He was a man who purposefully lived alone, purposefully ate alone, slept alone, and when he entertained, he entertained himself only. He was a hermit but not a misanthrope, as he bore no ill-will against the world outside his doorstep; he just never felt quite a part of it. He spent most of his life contemplating the finality of various situations, and after calculating the results of possible relationships years in advance, always made the conscious decision to avoid them altogether. His parents he lost shortly after attaining the ability to know just what it means to lose someone. He had lost his other relatives much earlier, so young that he hadn’t even known he had found them in the first place. Thus when the bodies of his mother and father were identified by a few of the closer strangers in the small community and funeral arrangements were coldly planned by more of the same, he was left alone to bear full force the tempest of an unexpected goodbye.
The depth of his sense of loss removed him from others in the town for quite a long time, and those who attempted to reach him initially eventually stopped calling, and others who asserted the boy would need time alone to mourn all but forgot about his plight. Therefore when he surfaced back into society he found he had attained a relative state of invisibility among the crowds. At first it was difficult to negotiate the streets with this trait. A few early missteps had caused him to nearly be crushed underfoot, and he was nearly unable to successfully complete his first trip to the market. It would have been a total loss indeed if he had not stumbled upon a trick that he found could universally gain attention from the shopkeepers. On this excursion he was standing with his stomach pressed against the counter of his local baker, waiving his hands and cautiously stammering a few times whenever he thought the merchant was eying his general direction. As the man turned back to his work in the kitchen the boy jumped excitedly in a last ditch effort, and a coin shot up from his pocket and, catching the sunlight, bounced its image into the man’s face. Immediately the merchant descended on the boy and his coin and feverishly offered up many of the items for sale. From then on, he made sure to keep his largest gold piece in his front pocket, for the sake of convenience. He learned to manage his ability with shortcuts and diversions such as these and finally honed his craft so much that he could only be seen exactly when he was ready and could vanish in the same manner, mid-conversation if need be.
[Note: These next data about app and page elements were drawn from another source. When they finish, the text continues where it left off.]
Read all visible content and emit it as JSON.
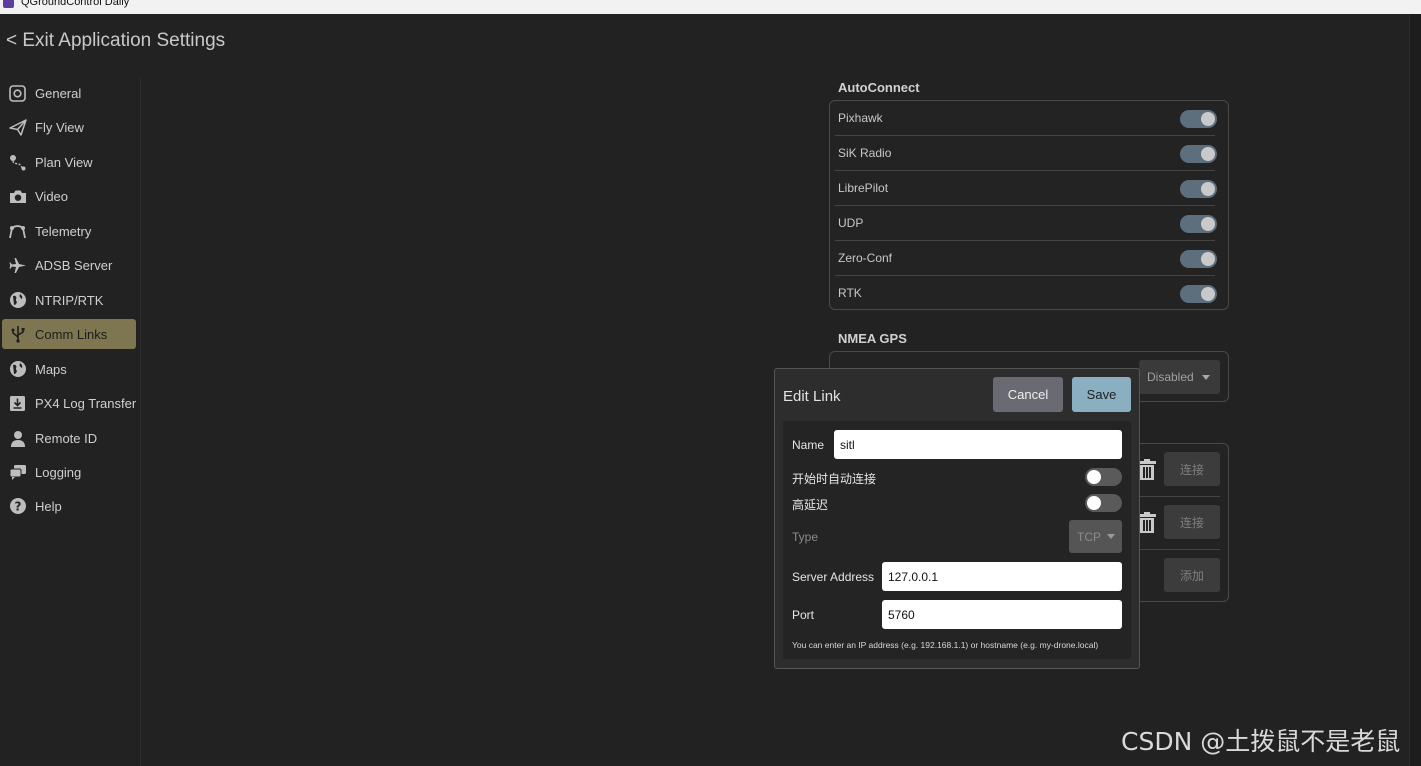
{
  "window": {
    "title": "QGroundControl Daily",
    "icon": "qgc-app-icon"
  },
  "header": {
    "exit_label": "< Exit Application Settings"
  },
  "sidebar": {
    "items": [
      {
        "label": "General",
        "icon": "general-icon",
        "active": false
      },
      {
        "label": "Fly View",
        "icon": "paper-plane-icon",
        "active": false
      },
      {
        "label": "Plan View",
        "icon": "waypoint-path-icon",
        "active": false
      },
      {
        "label": "Video",
        "icon": "camera-icon",
        "active": false
      },
      {
        "label": "Telemetry",
        "icon": "telemetry-icon",
        "active": false
      },
      {
        "label": "ADSB Server",
        "icon": "airplane-icon",
        "active": false
      },
      {
        "label": "NTRIP/RTK",
        "icon": "globe-icon",
        "active": false
      },
      {
        "label": "Comm Links",
        "icon": "usb-icon",
        "active": true
      },
      {
        "label": "Maps",
        "icon": "globe-icon",
        "active": false
      },
      {
        "label": "PX4 Log Transfer",
        "icon": "download-icon",
        "active": false
      },
      {
        "label": "Remote ID",
        "icon": "person-icon",
        "active": false
      },
      {
        "label": "Logging",
        "icon": "chat-bubbles-icon",
        "active": false
      },
      {
        "label": "Help",
        "icon": "question-icon",
        "active": false
      }
    ]
  },
  "autoconnect": {
    "title": "AutoConnect",
    "items": [
      {
        "label": "Pixhawk",
        "enabled": true
      },
      {
        "label": "SiK Radio",
        "enabled": true
      },
      {
        "label": "LibrePilot",
        "enabled": true
      },
      {
        "label": "UDP",
        "enabled": true
      },
      {
        "label": "Zero-Conf",
        "enabled": true
      },
      {
        "label": "RTK",
        "enabled": true
      }
    ]
  },
  "nmea": {
    "title": "NMEA GPS",
    "dropdown_value": "Disabled"
  },
  "links": {
    "connect_label": "连接",
    "add_label": "添加"
  },
  "edit_link": {
    "title": "Edit Link",
    "cancel_label": "Cancel",
    "save_label": "Save",
    "name_label": "Name",
    "name_value": "sitl",
    "auto_connect_label": "开始时自动连接",
    "auto_connect_enabled": false,
    "high_latency_label": "高延迟",
    "high_latency_enabled": false,
    "type_label": "Type",
    "type_value": "TCP",
    "server_address_label": "Server Address",
    "server_address_value": "127.0.0.1",
    "port_label": "Port",
    "port_value": "5760",
    "hint": "You can enter an IP address (e.g. 192.168.1.1) or hostname (e.g. my-drone.local)"
  },
  "watermark": "CSDN @土拨鼠不是老鼠",
  "colors": {
    "accent_active": "#7d7651",
    "save_button": "#8aafc1",
    "background": "#222222"
  }
}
In the first years he had felt the pangs of a desire to return to normal human interaction and made a few attempts to form bonds with others around his age. He would attempt to strike up conversations with other young men about the weather or books, and in his early twenties made it a near nightly ritual to seek out a lovely maiden and win her over in a reasonable amount of time. It wasn’t that all of these attempts went poorly. He was a fairly well-read man about this time, and could emulate charms to persuade the hearts of both genders to a reasonable success rate for friendship and lust. The weight of his loss had never lessened in his mind however, and he came to realize that he had a clairvoyance to see where the relationship would end, always unhappily. He thought he saw a kindred spirit in one boy, but after a while begin to get flashes of a future in which the boy was discovered to be stealing money from his box at home when he turned his back. This same boy was later jailed for making fraudulent dealings with the elderly. One woman he found himself particularly smitten with was doomed with a failing heart, and he saw that she would not survive past her thirtieth birthday. He shied away from her early on, and was not at all surprised to catch word of her passing years later, just as his visions had alerted him.
It was then that he settled into his routine which cut out any meaningful interaction with those around him. Generally it was reading in the morning, a walk in the afternoon, painting at night, interspersed with the occasional gold-piece trip to the market. He kept his conversations short and to the point: how much he would need of this, how he perceived the news of that, yes the rain was dreary but necessary, no more tea, thank you. He felt justified in the safety of this mien. He did not feel the extreme pain of loss, nor did he feel the apex of joy found in those fleeting perfect moments shared with loved ones. His life was a steady, controlled, quiet pulse. This was, he thought, the most comfortable life anyone could hope for. His mind was always at peace because he never had to worry or hustle. He had no dependents to teach or provide for, and for the rest of his days was never once again concerned about the possibility of unexpected goodbyes.